TASK DESCRIPTION: Determine the number of lines in these entries that hold the word "section". Give the number and nothing more.

(Records from a collection)
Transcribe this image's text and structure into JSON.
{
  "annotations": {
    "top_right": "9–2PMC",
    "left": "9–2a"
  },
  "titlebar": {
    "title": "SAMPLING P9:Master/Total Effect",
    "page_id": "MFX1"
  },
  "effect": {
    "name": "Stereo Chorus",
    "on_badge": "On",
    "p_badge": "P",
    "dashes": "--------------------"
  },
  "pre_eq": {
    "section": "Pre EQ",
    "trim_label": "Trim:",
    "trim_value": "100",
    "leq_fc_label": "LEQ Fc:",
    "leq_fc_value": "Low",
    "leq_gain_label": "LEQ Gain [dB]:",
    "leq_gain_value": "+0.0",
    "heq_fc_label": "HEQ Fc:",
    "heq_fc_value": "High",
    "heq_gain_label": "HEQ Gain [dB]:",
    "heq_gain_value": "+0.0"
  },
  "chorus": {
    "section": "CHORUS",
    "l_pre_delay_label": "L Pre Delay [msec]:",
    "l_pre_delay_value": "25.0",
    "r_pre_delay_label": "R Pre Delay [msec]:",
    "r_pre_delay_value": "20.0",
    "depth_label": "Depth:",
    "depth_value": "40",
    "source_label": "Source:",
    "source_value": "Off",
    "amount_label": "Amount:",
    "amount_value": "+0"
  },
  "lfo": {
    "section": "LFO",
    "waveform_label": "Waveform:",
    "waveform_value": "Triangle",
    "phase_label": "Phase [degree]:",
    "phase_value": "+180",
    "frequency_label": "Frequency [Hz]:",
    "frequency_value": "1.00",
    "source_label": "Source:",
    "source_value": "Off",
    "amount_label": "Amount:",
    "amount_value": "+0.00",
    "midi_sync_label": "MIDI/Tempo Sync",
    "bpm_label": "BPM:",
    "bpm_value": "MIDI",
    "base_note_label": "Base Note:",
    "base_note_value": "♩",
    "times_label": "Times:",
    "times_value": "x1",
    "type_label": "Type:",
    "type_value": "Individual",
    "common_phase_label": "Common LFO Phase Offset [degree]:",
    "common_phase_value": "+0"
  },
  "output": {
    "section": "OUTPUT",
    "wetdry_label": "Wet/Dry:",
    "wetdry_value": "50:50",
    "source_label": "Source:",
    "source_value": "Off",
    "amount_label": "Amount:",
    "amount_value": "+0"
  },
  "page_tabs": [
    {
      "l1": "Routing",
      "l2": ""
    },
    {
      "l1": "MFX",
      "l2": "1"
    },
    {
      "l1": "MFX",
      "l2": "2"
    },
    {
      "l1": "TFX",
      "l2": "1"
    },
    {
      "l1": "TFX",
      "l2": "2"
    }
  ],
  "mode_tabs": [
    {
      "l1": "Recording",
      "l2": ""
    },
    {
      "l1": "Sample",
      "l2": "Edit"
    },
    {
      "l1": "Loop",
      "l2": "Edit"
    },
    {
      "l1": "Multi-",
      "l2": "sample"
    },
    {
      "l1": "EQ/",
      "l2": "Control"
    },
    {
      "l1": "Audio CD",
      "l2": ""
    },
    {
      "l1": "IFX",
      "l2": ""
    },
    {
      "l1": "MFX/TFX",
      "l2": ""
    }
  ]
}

SOLUTION: 4